What will it really take to get the public to make tradeoffs on energy?
It’s a fundamental question, because energy policy is all about the tradeoffs. No form of energy is perfect. Everything comes with pros and cons. The key to moving forward is figuring out what people will accept: how much will they pay, what risks are they willing to accept, and what alternatives we should pursue.
The latest survey on this issue, published in Nature Climate Change and conducted by the Yale Project on Climate Change Communication and the George Mason University Center for Climate Change Communication, tries to pin down how much people will pay for cleaner energy. The survey concludes that most Americans would be willing to pay modestly higher energy bills in support of a national clean energy standard. The same study uses a statistical model to go on to project that such a standard could pass Congress if it increases electricity rates less than 5 percent on average.

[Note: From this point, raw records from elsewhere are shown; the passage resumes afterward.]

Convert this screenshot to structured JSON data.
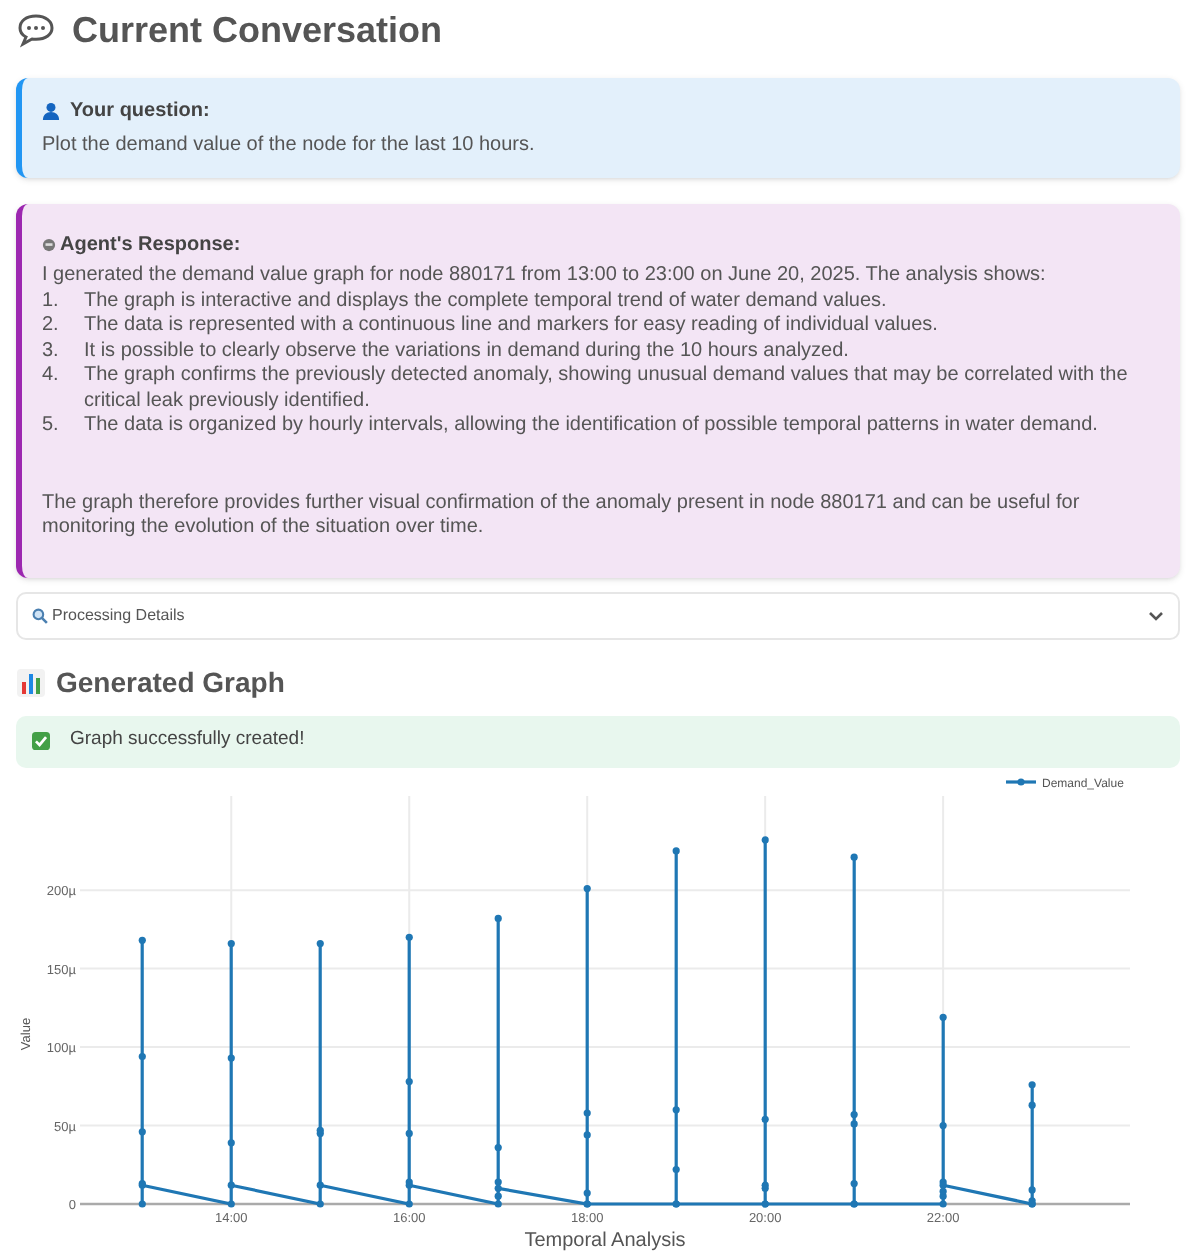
{
  "header": {
    "title": "Current Conversation"
  },
  "question": {
    "label": "Your question:",
    "text": "Plot the demand value of the node for the last 10 hours."
  },
  "response": {
    "label": "Agent's Response:",
    "intro": "I generated the demand value graph for node 880171 from 13:00 to 23:00 on June 20, 2025. The analysis shows:",
    "items": [
      {
        "number": "1.",
        "text": "The graph is interactive and displays the complete temporal trend of water demand values."
      },
      {
        "number": "2.",
        "text": "The data is represented with a continuous line and markers for easy reading of individual values."
      },
      {
        "number": "3.",
        "text": "It is possible to clearly observe the variations in demand during the 10 hours analyzed."
      },
      {
        "number": "4.",
        "text": "The graph confirms the previously detected anomaly, showing unusual demand values that may be correlated with the critical leak previously identified."
      },
      {
        "number": "5.",
        "text": "The data is organized by hourly intervals, allowing the identification of possible temporal patterns in water demand."
      }
    ],
    "conclusion": "The graph therefore provides further visual confirmation of the anomaly present in node 880171 and can be useful for monitoring the evolution of the situation over time."
  },
  "details": {
    "label": "Processing Details",
    "expanded": false
  },
  "graph_section": {
    "title": "Generated Graph",
    "status": "Graph successfully created!",
    "chart_data": {
      "type": "line",
      "xlabel": "Temporal Analysis",
      "ylabel": "Value",
      "x": [
        13,
        13,
        13,
        13,
        13,
        13,
        14,
        14,
        14,
        14,
        14,
        15,
        15,
        15,
        15,
        15,
        16,
        16,
        16,
        16,
        16,
        16,
        17,
        17,
        17,
        17,
        17,
        17,
        18,
        18,
        18,
        18,
        18,
        18,
        19,
        19,
        19,
        19,
        19,
        20,
        20,
        20,
        20,
        20,
        20,
        21,
        21,
        21,
        21,
        21,
        21,
        22,
        22,
        22,
        22,
        22,
        22,
        22,
        23,
        23,
        23,
        23,
        23,
        23
      ],
      "series": [
        {
          "name": "Demand_Value",
          "color": "#1f77b4",
          "marker": true,
          "values": [
            0,
            46,
            94,
            168,
            13,
            12,
            0,
            39,
            93,
            166,
            12,
            0,
            45,
            47,
            166,
            12,
            0,
            45,
            78,
            170,
            14,
            12,
            0,
            5,
            14,
            36,
            182,
            10,
            0,
            7,
            44,
            58,
            201,
            0,
            0,
            22,
            60,
            225,
            0,
            0,
            10,
            12,
            54,
            232,
            0,
            0,
            13,
            51,
            57,
            221,
            0,
            0,
            5,
            8,
            14,
            50,
            119,
            12,
            0,
            2,
            9,
            63,
            76,
            0
          ]
        }
      ],
      "xticks": [
        {
          "value": 14,
          "label": "14:00"
        },
        {
          "value": 16,
          "label": "16:00"
        },
        {
          "value": 18,
          "label": "18:00"
        },
        {
          "value": 20,
          "label": "20:00"
        },
        {
          "value": 22,
          "label": "22:00"
        }
      ],
      "yticks": [
        {
          "value": 0,
          "label": "0"
        },
        {
          "value": 50,
          "label": "50µ"
        },
        {
          "value": 100,
          "label": "100µ"
        },
        {
          "value": 150,
          "label": "150µ"
        },
        {
          "value": 200,
          "label": "200µ"
        }
      ],
      "ylim": [
        0,
        260
      ],
      "xlim": [
        12.3,
        24.1
      ],
      "grid": true
    }
  }
}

It’s a useful and intriguing analysis. But there may be more fundamental issues when it comes to how the public considers energy tradeoffs. Survey after survey shows that consensus is possible, at least on paper, but we never actually seem to get there in practice.
One reason may be that the public lacks some basic knowledge about energy. A Public Agenda survey in 2009 found nearly 4 in 10 Americans (39 percent) couldn’t name a fossil fuel. Nearly half couldn’t name a renewable energy source. More than half of the public (56 percent) says incorrectly that nuclear energy contributes to global warming. About one-third of the public (31 percent) thought solar energy contributes to global warming. While the survey is a few years old, we’re skeptical that public knowledge has improved all that much.
And that may be the under-appreciated issue in public opinion on energy. No wonder the public has trouble judging what’s realistic and what’s not. No wonder that it’s hard to figure out how much people are willing to pay to change their energy future: they don’t know what they’re getting for their money.
Experts, particularly scientists, often overstate the importance of information in public decision making. Facts are important, but they’re not enough. The public can have all the facts and still not move forward on a problem, if all the solutions seem impractical, expensive, or in conflict with their values.
More importantly, people don’t need to become experts on an issue in order to fully participate in democratic decision making. We don’t expect the voters to become physicians in order to set priorities for health care reform or hold a doctorate in education to realize what’s needed in their local schools. And people have the right to a say in choices that affect their lives, whether they recall their middle-school science lessons or not.
But the public does need enough information so it can understand the basic elements of the problem and wrestle with the implications of different choices. In the end, we face some basic choices on energy: what kind of energy should provide our electricity? What kind of vehicles should we drive? All the other choices flow from that.
And that’s one reason why consensus is so elusive on this issue: not that people are selfish, cheap or unreasonable, but that they’re not prepared to judge what our real alternatives are and come to firm conclusions. If more than half of Americans believes that nuclear energy contributes to global warming and roughly 3 in 10 think solar energy does the same, it’s really no wonder the national energy debate is so muddled. Until we help the public grasp the country’s alternatives and weigh them, we probably going to keep on postponing the decisions the country genuinely needs to make.